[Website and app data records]

——————

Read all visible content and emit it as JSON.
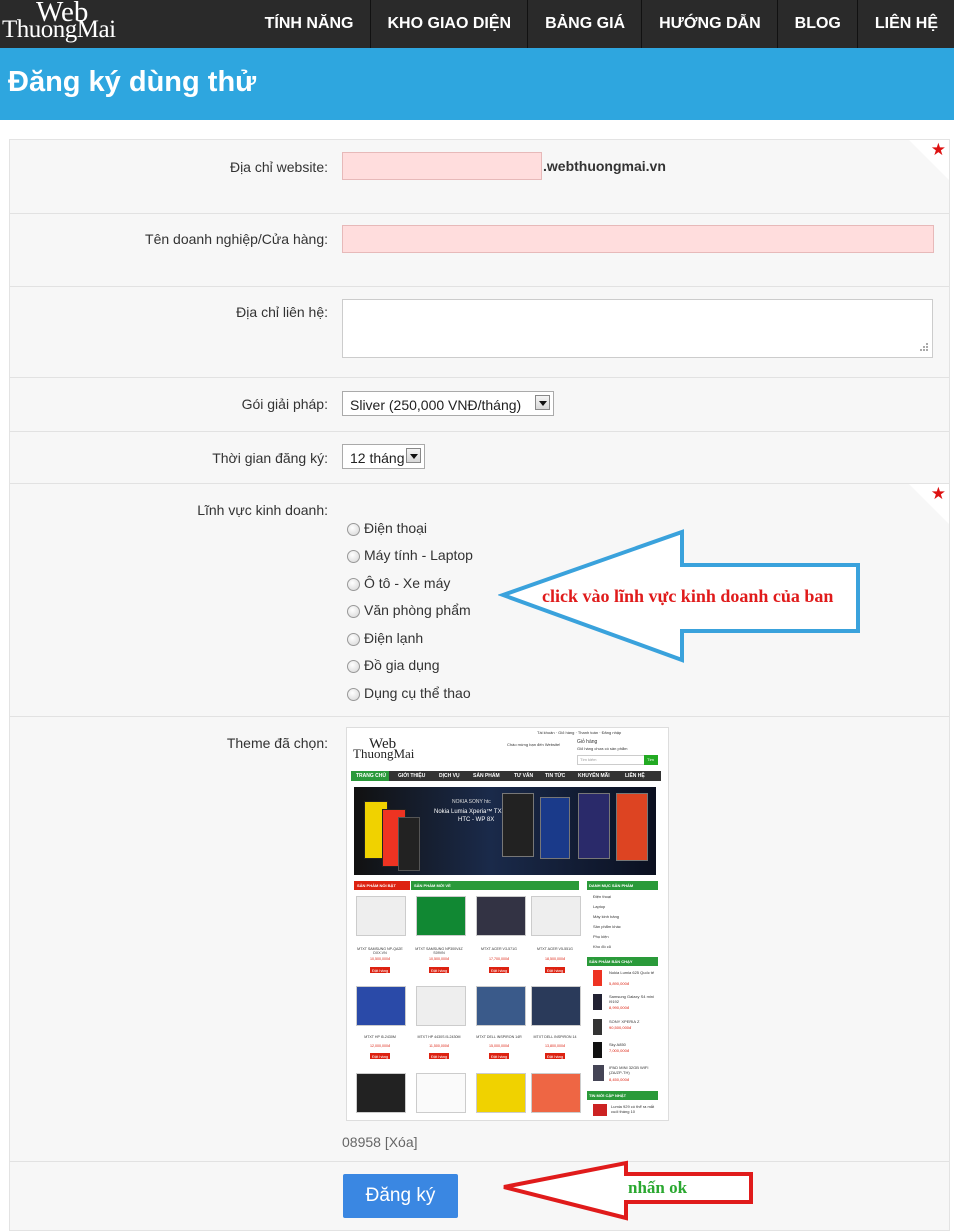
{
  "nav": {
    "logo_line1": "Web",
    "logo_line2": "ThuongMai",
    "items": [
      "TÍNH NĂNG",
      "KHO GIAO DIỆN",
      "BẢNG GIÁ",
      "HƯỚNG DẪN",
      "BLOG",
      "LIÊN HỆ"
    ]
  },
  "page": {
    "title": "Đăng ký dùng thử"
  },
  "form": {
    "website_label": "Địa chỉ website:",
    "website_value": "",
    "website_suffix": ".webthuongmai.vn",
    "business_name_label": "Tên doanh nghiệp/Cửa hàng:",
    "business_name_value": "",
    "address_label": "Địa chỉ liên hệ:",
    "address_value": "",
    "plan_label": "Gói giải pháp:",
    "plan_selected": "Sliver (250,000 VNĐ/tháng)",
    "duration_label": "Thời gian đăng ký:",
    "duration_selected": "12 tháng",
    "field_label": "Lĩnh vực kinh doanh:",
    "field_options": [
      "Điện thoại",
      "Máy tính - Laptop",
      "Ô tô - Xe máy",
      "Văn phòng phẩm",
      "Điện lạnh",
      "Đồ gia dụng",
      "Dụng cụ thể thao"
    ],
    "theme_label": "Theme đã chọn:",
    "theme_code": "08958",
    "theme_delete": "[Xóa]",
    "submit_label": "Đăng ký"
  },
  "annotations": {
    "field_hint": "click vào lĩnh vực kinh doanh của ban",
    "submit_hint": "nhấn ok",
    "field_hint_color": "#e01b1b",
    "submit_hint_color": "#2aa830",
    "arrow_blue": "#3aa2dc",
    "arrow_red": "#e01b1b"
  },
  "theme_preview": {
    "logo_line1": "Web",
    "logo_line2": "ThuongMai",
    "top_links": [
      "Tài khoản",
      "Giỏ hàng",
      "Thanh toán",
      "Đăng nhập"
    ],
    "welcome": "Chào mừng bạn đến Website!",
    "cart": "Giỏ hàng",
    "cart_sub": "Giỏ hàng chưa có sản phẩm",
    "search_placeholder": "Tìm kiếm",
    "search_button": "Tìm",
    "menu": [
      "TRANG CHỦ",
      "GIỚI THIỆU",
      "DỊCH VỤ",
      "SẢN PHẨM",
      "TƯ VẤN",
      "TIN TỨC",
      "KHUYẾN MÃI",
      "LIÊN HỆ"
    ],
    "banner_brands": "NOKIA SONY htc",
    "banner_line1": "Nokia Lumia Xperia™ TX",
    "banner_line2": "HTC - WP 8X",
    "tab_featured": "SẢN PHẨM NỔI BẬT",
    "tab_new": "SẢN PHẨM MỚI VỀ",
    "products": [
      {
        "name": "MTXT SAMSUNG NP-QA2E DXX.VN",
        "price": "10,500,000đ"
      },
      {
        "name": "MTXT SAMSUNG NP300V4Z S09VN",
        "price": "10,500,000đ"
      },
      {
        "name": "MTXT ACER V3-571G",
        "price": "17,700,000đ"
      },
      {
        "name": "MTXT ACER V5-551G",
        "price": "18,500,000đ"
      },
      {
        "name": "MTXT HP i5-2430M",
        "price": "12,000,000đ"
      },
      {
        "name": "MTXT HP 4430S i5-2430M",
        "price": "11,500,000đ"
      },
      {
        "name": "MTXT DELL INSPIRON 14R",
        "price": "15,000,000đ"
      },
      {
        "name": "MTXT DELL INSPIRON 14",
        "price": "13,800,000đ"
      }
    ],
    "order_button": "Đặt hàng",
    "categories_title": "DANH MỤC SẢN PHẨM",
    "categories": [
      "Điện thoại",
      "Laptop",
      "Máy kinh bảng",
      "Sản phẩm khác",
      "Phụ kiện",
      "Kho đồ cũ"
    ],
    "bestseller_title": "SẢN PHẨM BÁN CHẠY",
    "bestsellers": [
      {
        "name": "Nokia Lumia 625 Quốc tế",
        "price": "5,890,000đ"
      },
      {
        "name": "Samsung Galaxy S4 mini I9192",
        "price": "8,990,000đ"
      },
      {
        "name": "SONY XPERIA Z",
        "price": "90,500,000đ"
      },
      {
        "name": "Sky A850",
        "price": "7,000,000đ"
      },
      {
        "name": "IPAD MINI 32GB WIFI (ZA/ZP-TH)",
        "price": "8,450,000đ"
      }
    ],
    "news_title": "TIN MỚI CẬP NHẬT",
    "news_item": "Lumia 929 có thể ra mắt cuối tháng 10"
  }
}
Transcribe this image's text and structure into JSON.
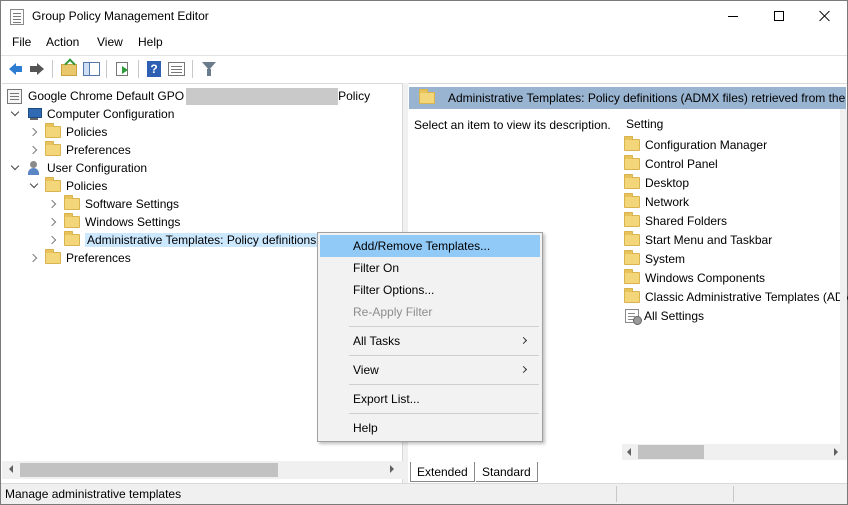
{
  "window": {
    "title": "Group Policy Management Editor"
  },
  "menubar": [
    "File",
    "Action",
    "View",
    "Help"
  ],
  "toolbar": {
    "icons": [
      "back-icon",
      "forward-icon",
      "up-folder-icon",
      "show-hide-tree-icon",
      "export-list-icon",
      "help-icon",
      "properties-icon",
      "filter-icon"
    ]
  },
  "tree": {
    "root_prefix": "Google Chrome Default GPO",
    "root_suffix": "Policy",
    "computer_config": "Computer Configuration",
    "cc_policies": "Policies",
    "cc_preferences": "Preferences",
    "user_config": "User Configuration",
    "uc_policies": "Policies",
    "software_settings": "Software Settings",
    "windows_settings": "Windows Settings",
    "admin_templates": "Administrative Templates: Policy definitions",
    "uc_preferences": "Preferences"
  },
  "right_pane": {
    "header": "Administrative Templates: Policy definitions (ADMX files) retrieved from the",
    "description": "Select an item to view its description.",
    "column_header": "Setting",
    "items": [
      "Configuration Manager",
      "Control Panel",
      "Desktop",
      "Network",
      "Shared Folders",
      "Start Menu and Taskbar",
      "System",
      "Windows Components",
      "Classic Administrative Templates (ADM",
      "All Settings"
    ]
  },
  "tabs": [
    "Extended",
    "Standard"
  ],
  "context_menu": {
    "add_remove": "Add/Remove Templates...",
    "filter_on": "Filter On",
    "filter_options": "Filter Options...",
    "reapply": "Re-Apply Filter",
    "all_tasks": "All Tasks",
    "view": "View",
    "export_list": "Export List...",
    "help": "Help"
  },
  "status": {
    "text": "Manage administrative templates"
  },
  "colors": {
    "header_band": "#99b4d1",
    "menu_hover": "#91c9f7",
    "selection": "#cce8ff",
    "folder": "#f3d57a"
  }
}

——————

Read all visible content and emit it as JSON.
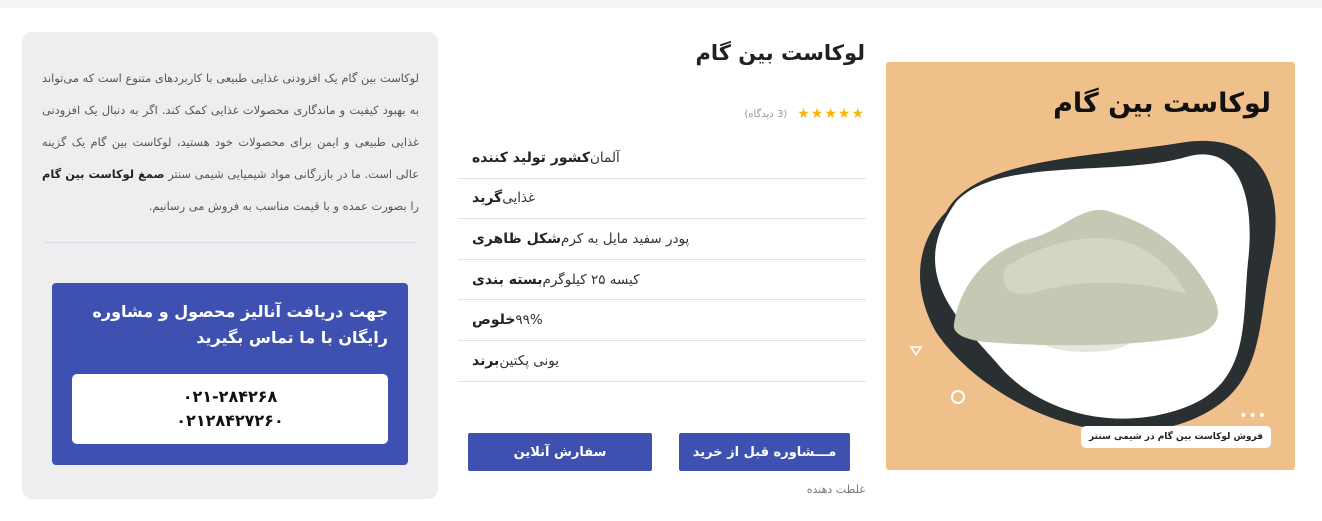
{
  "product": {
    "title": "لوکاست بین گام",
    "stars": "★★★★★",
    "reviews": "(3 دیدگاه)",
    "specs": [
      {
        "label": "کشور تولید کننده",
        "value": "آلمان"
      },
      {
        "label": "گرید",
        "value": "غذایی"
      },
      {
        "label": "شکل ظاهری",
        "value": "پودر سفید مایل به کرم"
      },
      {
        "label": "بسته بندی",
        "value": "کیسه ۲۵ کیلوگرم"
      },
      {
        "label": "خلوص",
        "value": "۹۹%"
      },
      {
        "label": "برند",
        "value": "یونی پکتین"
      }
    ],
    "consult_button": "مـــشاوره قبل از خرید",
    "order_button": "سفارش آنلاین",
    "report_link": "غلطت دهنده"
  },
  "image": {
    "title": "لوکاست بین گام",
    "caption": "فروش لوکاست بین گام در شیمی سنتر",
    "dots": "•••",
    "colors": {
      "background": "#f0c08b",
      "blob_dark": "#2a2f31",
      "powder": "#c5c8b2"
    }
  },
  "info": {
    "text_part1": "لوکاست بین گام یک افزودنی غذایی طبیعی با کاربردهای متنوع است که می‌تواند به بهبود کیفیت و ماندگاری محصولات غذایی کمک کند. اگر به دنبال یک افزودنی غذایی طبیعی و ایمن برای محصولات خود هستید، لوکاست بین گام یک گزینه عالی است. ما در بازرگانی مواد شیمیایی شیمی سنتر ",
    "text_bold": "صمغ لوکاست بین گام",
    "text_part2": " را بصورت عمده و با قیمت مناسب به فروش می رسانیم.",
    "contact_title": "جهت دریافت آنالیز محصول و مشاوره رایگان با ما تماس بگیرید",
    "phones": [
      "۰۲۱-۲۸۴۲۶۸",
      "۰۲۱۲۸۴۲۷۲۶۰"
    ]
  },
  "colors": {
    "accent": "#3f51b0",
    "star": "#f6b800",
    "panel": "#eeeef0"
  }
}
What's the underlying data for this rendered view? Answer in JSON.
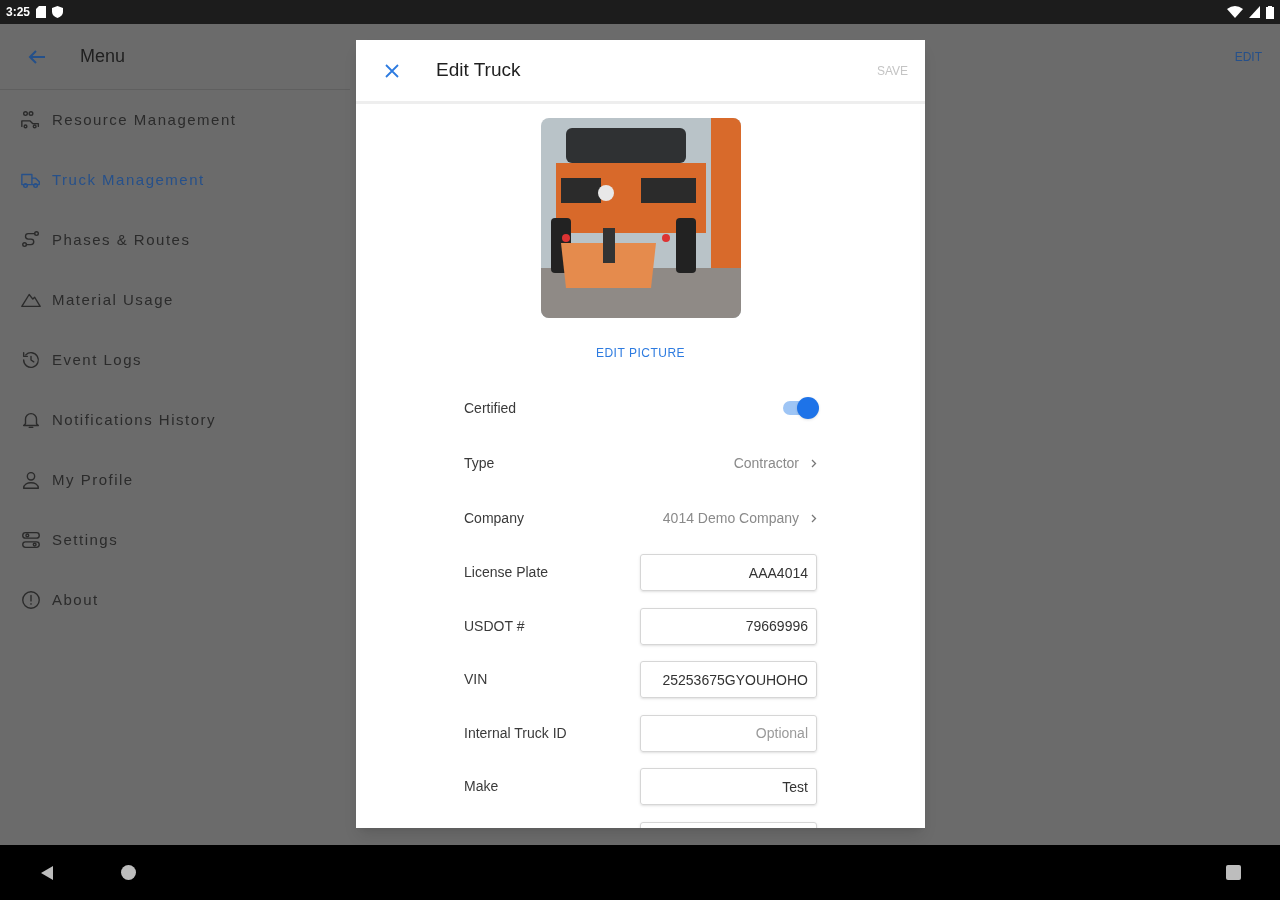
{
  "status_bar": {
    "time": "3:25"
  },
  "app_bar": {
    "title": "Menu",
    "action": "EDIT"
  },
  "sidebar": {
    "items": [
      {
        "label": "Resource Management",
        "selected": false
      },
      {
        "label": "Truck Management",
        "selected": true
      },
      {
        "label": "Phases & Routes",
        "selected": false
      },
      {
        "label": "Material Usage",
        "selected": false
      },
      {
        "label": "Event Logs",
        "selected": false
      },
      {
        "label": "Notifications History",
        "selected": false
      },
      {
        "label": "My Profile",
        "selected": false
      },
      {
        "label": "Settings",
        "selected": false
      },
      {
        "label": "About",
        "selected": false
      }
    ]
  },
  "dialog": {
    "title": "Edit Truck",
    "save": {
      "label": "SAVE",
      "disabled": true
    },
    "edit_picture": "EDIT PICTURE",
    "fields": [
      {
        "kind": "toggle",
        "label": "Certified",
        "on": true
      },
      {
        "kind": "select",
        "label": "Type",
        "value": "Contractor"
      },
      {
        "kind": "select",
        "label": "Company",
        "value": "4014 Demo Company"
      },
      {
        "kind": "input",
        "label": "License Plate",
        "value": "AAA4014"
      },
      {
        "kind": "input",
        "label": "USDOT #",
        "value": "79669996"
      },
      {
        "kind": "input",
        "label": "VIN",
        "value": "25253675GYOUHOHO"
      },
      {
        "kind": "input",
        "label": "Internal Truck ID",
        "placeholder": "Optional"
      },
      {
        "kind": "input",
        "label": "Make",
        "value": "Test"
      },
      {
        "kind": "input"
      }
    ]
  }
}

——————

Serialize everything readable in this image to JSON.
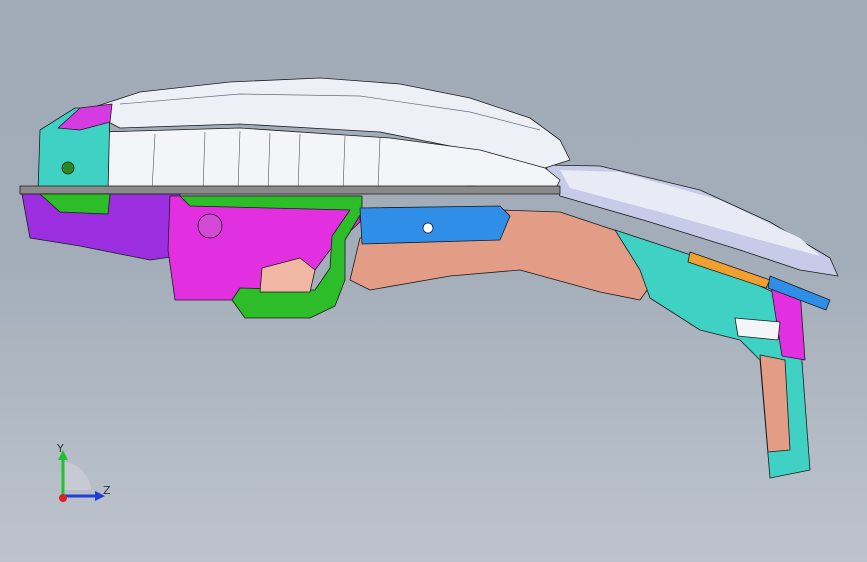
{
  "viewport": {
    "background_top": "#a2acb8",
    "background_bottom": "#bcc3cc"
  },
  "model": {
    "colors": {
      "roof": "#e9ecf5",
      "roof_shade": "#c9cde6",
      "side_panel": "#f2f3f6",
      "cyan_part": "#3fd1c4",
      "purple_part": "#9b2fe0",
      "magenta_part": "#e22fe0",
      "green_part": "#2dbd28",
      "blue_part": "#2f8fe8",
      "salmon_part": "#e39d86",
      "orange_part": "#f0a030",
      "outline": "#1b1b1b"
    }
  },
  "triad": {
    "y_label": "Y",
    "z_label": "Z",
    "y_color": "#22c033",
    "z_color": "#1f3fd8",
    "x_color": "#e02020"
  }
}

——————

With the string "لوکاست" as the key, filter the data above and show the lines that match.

    "title": "لوکاست بین گام",
    "title": "لوکاست بین گام",
    "caption": "فروش لوکاست بین گام در شیمی سنتر",
    "text_part1": "لوکاست بین گام یک افزودنی غذایی طبیعی با کاربردهای متنوع است که می‌تواند به بهبود کیفیت و ماندگاری محصولات غذایی کمک کند. اگر به دنبال یک افزودنی غذایی طبیعی و ایمن برای محصولات خود هستید، لوکاست بین گام یک گزینه عالی است. ما در بازرگانی مواد شیمیایی شیمی سنتر ",
    "text_bold": "صمغ لوکاست بین گام",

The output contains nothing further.